### PROBLEM DETAILS
The records below should be printed once more, exactly as they appear.

[Records excerpted from a collection]
════════════════
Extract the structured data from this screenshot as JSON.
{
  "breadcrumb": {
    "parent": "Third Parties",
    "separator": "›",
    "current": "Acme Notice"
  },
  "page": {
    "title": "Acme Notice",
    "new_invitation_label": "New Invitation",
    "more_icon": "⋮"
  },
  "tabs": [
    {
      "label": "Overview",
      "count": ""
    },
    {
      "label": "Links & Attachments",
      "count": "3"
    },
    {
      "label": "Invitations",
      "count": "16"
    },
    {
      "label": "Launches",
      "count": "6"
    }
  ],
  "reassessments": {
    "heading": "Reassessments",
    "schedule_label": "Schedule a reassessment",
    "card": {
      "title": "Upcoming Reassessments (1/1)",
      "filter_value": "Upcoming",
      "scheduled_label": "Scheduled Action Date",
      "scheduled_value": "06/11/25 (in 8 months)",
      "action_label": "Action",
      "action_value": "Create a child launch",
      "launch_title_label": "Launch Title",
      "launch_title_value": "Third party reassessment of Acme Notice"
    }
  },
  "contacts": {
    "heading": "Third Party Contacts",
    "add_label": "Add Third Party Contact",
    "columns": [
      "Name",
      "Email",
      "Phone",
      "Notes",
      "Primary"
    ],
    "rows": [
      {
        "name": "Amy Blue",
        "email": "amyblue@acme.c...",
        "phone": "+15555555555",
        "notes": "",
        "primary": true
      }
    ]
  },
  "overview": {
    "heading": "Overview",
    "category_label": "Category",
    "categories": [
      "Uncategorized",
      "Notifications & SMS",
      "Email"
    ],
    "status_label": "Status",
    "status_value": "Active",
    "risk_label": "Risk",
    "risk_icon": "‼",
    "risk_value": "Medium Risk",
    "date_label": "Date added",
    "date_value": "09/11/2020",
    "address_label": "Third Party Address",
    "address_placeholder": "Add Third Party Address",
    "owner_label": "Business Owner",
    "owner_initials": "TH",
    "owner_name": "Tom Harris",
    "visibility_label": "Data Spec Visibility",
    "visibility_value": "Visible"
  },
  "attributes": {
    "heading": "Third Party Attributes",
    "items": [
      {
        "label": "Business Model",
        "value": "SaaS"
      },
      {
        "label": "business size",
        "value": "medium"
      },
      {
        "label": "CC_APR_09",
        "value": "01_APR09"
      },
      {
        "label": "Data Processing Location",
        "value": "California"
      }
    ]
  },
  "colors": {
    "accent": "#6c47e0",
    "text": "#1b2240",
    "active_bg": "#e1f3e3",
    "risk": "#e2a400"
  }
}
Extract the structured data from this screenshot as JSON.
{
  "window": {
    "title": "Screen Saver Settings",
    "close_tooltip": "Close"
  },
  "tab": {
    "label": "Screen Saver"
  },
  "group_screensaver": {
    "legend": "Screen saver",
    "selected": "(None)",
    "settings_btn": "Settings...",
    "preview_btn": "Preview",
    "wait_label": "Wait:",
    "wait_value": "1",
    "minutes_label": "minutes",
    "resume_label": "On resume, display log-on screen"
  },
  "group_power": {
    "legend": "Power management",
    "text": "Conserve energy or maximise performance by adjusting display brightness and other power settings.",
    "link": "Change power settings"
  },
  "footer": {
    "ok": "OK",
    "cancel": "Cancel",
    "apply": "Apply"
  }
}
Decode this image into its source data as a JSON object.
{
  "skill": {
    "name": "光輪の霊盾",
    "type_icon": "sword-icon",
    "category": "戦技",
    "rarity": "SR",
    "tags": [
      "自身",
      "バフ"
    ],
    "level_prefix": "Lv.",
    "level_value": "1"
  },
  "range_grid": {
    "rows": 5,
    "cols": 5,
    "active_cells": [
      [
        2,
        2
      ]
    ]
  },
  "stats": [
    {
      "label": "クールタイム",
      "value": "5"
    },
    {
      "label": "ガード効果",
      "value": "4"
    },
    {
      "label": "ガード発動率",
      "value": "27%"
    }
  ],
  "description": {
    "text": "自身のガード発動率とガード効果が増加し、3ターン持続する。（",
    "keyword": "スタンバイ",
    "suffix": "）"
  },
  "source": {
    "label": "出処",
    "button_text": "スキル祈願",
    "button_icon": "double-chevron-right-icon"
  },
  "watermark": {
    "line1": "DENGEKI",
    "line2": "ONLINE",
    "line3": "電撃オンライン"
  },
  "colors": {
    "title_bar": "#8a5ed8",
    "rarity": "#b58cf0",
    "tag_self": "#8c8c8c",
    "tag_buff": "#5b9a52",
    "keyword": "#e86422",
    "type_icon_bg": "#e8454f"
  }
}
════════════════
### SOLUTION
Extract the structured data from this screenshot as JSON.
{
  "breadcrumb": {
    "parent": "Third Parties",
    "separator": "›",
    "current": "Acme Notice"
  },
  "page": {
    "title": "Acme Notice",
    "new_invitation_label": "New Invitation",
    "more_icon": "⋮"
  },
  "tabs": [
    {
      "label": "Overview",
      "count": ""
    },
    {
      "label": "Links & Attachments",
      "count": "3"
    },
    {
      "label": "Invitations",
      "count": "16"
    },
    {
      "label": "Launches",
      "count": "6"
    }
  ],
  "reassessments": {
    "heading": "Reassessments",
    "schedule_label": "Schedule a reassessment",
    "card": {
      "title": "Upcoming Reassessments (1/1)",
      "filter_value": "Upcoming",
      "scheduled_label": "Scheduled Action Date",
      "scheduled_value": "06/11/25 (in 8 months)",
      "action_label": "Action",
      "action_value": "Create a child launch",
      "launch_title_label": "Launch Title",
      "launch_title_value": "Third party reassessment of Acme Notice"
    }
  },
  "contacts": {
    "heading": "Third Party Contacts",
    "add_label": "Add Third Party Contact",
    "columns": [
      "Name",
      "Email",
      "Phone",
      "Notes",
      "Primary"
    ],
    "rows": [
      {
        "name": "Amy Blue",
        "email": "amyblue@acme.c...",
        "phone": "+15555555555",
        "notes": "",
        "primary": true
      }
    ]
  },
  "overview": {
    "heading": "Overview",
    "category_label": "Category",
    "categories": [
      "Uncategorized",
      "Notifications & SMS",
      "Email"
    ],
    "status_label": "Status",
    "status_value": "Active",
    "risk_label": "Risk",
    "risk_icon": "‼",
    "risk_value": "Medium Risk",
    "date_label": "Date added",
    "date_value": "09/11/2020",
    "address_label": "Third Party Address",
    "address_placeholder": "Add Third Party Address",
    "owner_label": "Business Owner",
    "owner_initials": "TH",
    "owner_name": "Tom Harris",
    "visibility_label": "Data Spec Visibility",
    "visibility_value": "Visible"
  },
  "attributes": {
    "heading": "Third Party Attributes",
    "items": [
      {
        "label": "Business Model",
        "value": "SaaS"
      },
      {
        "label": "business size",
        "value": "medium"
      },
      {
        "label": "CC_APR_09",
        "value": "01_APR09"
      },
      {
        "label": "Data Processing Location",
        "value": "California"
      }
    ]
  },
  "colors": {
    "accent": "#6c47e0",
    "text": "#1b2240",
    "active_bg": "#e1f3e3",
    "risk": "#e2a400"
  }
}
Extract the structured data from this screenshot as JSON.
{
  "window": {
    "title": "Screen Saver Settings",
    "close_tooltip": "Close"
  },
  "tab": {
    "label": "Screen Saver"
  },
  "group_screensaver": {
    "legend": "Screen saver",
    "selected": "(None)",
    "settings_btn": "Settings...",
    "preview_btn": "Preview",
    "wait_label": "Wait:",
    "wait_value": "1",
    "minutes_label": "minutes",
    "resume_label": "On resume, display log-on screen"
  },
  "group_power": {
    "legend": "Power management",
    "text": "Conserve energy or maximise performance by adjusting display brightness and other power settings.",
    "link": "Change power settings"
  },
  "footer": {
    "ok": "OK",
    "cancel": "Cancel",
    "apply": "Apply"
  }
}
Decode this image into its source data as a JSON object.
{
  "skill": {
    "name": "光輪の霊盾",
    "type_icon": "sword-icon",
    "category": "戦技",
    "rarity": "SR",
    "tags": [
      "自身",
      "バフ"
    ],
    "level_prefix": "Lv.",
    "level_value": "1"
  },
  "range_grid": {
    "rows": 5,
    "cols": 5,
    "active_cells": [
      [
        2,
        2
      ]
    ]
  },
  "stats": [
    {
      "label": "クールタイム",
      "value": "5"
    },
    {
      "label": "ガード効果",
      "value": "4"
    },
    {
      "label": "ガード発動率",
      "value": "27%"
    }
  ],
  "description": {
    "text": "自身のガード発動率とガード効果が増加し、3ターン持続する。（",
    "keyword": "スタンバイ",
    "suffix": "）"
  },
  "source": {
    "label": "出処",
    "button_text": "スキル祈願",
    "button_icon": "double-chevron-right-icon"
  },
  "watermark": {
    "line1": "DENGEKI",
    "line2": "ONLINE",
    "line3": "電撃オンライン"
  },
  "colors": {
    "title_bar": "#8a5ed8",
    "rarity": "#b58cf0",
    "tag_self": "#8c8c8c",
    "tag_buff": "#5b9a52",
    "keyword": "#e86422",
    "type_icon_bg": "#e8454f"
  }
}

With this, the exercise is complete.